(Task instructions): Should a line in the entries below contain "true", return that line.

(Source data):

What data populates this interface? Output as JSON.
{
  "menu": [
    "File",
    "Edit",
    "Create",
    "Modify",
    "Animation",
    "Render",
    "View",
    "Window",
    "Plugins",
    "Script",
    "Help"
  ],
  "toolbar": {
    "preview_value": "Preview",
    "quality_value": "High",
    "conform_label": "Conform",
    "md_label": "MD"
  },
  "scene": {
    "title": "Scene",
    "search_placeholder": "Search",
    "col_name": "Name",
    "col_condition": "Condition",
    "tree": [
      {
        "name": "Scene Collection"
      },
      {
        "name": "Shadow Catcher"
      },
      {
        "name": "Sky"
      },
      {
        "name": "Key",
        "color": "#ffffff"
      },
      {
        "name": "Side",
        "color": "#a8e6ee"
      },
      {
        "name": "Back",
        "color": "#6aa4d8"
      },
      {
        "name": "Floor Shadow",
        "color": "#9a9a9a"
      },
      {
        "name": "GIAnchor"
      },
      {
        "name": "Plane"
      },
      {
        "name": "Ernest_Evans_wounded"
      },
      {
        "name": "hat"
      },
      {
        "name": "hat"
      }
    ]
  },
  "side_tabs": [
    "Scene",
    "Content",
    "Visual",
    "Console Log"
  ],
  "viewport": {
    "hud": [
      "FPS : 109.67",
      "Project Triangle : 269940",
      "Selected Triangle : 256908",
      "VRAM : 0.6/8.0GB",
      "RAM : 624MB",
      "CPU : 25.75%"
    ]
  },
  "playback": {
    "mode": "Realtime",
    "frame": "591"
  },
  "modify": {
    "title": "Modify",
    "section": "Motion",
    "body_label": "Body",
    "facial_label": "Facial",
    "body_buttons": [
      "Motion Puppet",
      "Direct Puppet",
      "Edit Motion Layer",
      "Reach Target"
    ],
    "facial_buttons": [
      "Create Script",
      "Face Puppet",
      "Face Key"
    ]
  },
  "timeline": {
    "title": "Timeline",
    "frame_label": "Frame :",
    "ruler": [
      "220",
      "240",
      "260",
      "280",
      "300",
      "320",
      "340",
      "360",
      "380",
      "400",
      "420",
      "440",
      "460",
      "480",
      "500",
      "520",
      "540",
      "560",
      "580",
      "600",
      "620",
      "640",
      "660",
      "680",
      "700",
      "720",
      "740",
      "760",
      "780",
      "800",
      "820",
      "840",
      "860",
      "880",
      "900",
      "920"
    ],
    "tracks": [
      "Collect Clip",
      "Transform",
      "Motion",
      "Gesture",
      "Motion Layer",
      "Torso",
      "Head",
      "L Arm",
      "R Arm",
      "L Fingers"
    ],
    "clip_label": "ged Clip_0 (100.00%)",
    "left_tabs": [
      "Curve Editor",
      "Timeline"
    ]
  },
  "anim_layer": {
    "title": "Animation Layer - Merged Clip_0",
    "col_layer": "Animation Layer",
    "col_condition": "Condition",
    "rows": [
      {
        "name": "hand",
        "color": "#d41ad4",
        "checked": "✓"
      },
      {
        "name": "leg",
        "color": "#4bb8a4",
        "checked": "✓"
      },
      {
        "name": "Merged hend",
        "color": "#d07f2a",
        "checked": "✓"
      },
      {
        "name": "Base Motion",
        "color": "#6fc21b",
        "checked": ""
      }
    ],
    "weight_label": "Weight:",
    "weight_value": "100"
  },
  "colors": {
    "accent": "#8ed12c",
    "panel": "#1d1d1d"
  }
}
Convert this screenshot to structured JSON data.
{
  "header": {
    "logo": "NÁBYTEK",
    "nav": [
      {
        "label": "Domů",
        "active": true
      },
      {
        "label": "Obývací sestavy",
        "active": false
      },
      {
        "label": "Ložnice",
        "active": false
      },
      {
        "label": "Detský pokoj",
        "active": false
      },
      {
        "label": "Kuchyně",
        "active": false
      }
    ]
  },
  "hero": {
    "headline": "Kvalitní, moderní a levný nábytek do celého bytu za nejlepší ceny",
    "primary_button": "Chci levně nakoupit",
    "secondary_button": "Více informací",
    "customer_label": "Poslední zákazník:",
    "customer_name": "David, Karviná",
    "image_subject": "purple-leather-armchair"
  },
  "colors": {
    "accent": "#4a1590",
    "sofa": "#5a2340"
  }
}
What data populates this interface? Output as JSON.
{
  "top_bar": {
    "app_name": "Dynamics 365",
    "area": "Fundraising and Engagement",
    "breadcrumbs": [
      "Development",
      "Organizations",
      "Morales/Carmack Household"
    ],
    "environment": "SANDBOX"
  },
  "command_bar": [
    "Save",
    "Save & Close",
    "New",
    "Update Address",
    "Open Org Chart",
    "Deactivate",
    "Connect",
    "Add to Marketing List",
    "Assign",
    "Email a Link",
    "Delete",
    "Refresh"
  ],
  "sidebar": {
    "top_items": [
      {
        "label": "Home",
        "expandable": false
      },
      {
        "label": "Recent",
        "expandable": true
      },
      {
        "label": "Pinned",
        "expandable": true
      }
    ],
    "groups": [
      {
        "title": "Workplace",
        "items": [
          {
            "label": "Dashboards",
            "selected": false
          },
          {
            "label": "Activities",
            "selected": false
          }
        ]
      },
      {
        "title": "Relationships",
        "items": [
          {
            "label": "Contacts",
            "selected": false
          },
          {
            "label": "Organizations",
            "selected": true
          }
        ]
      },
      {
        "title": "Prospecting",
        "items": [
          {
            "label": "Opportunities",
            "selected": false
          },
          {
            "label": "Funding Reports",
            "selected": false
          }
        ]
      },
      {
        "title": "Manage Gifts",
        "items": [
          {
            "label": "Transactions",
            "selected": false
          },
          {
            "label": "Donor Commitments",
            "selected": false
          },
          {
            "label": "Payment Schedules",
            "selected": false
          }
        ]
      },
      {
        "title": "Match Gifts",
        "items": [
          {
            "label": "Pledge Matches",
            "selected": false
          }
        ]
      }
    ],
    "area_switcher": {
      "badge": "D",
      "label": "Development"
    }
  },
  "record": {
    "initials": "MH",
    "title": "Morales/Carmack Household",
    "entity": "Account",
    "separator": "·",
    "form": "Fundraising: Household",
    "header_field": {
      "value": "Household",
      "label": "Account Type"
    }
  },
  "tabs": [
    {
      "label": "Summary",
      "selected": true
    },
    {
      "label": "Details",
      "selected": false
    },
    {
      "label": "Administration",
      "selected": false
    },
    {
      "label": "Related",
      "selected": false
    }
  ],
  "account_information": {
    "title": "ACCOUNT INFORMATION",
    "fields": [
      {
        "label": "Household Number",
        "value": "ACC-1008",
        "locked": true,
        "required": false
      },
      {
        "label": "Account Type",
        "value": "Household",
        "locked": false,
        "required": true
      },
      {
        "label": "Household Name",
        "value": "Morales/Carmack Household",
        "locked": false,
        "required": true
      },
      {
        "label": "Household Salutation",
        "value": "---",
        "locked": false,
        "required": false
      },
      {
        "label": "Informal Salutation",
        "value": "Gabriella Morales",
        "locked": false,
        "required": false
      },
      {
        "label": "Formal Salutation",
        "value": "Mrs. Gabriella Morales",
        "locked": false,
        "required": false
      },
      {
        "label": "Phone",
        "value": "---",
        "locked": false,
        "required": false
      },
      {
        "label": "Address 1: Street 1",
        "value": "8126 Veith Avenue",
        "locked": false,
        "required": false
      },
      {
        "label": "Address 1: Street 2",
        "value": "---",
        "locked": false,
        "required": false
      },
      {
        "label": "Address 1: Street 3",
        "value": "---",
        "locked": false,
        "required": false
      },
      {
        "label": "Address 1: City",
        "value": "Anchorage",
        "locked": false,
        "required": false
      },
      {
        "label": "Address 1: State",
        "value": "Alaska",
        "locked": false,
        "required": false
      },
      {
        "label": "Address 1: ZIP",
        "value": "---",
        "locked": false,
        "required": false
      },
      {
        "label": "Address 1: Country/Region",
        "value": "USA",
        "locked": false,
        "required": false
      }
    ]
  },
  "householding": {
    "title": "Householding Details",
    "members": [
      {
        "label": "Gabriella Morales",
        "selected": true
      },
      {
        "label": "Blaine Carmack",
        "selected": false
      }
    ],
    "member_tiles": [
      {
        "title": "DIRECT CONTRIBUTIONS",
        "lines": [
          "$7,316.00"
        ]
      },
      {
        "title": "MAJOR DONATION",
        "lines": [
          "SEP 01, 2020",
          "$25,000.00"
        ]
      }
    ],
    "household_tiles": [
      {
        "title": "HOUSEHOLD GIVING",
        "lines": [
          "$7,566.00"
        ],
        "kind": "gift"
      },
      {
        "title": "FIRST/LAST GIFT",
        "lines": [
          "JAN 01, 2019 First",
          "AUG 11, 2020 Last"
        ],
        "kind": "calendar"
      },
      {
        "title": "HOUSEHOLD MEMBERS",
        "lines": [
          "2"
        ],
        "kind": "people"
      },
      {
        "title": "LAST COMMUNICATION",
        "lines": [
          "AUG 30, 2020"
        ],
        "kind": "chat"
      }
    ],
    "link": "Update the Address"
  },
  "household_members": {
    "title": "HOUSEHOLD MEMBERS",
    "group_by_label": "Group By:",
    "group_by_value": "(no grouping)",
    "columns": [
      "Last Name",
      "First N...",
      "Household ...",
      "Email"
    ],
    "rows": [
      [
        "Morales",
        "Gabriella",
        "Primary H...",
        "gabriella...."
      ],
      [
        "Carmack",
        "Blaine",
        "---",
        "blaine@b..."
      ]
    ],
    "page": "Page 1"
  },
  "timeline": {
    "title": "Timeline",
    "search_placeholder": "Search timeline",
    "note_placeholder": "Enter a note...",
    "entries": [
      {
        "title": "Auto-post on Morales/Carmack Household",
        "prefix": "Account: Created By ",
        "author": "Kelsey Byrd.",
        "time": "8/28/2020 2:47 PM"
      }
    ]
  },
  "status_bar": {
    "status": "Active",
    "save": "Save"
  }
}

(Solved problem):
        "active": true
        "expandable": true
        "expandable": true
            "selected": true
      "selected": true
        "locked": true,
        "required": true
        "required": true
        "selected": true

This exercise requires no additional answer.